Your instructions
Please retype the records below exactly, leaving out any pictures.

Raw data below:

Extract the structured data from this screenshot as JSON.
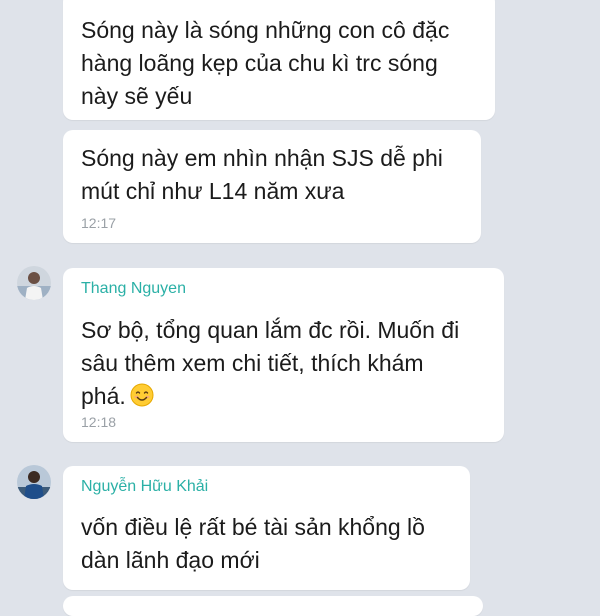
{
  "messages": [
    {
      "text": "Sóng này là sóng những con cô đặc\nhàng loãng kẹp của chu kì trc sóng\nnày sẽ yếu"
    },
    {
      "text": "Sóng này em nhìn nhận SJS dễ phi\nmút chỉ như L14 năm xưa",
      "time": "12:17"
    },
    {
      "sender": "Thang Nguyen",
      "text": "Sơ bộ, tổng quan lắm đc rồi. Muốn đi\nsâu thêm xem chi tiết, thích khám\nphá.",
      "emoji": "smiling-face-emoji",
      "time": "12:18"
    },
    {
      "sender": "Nguyễn Hữu Khải",
      "text": "vốn điều lệ rất bé tài sản khổng lồ\ndàn lãnh đạo mới"
    }
  ],
  "colors": {
    "background": "#dfe3ea",
    "bubble": "#ffffff",
    "sender_name": "#2bb0a6",
    "timestamp": "#9aa0a6"
  }
}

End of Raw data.

Answer to the problem
Extract the structured data from this screenshot as JSON.
{
  "messages": [
    {
      "text": "Sóng này là sóng những con cô đặc\nhàng loãng kẹp của chu kì trc sóng\nnày sẽ yếu"
    },
    {
      "text": "Sóng này em nhìn nhận SJS dễ phi\nmút chỉ như L14 năm xưa",
      "time": "12:17"
    },
    {
      "sender": "Thang Nguyen",
      "text": "Sơ bộ, tổng quan lắm đc rồi. Muốn đi\nsâu thêm xem chi tiết, thích khám\nphá.",
      "emoji": "smiling-face-emoji",
      "time": "12:18"
    },
    {
      "sender": "Nguyễn Hữu Khải",
      "text": "vốn điều lệ rất bé tài sản khổng lồ\ndàn lãnh đạo mới"
    }
  ],
  "colors": {
    "background": "#dfe3ea",
    "bubble": "#ffffff",
    "sender_name": "#2bb0a6",
    "timestamp": "#9aa0a6"
  }
}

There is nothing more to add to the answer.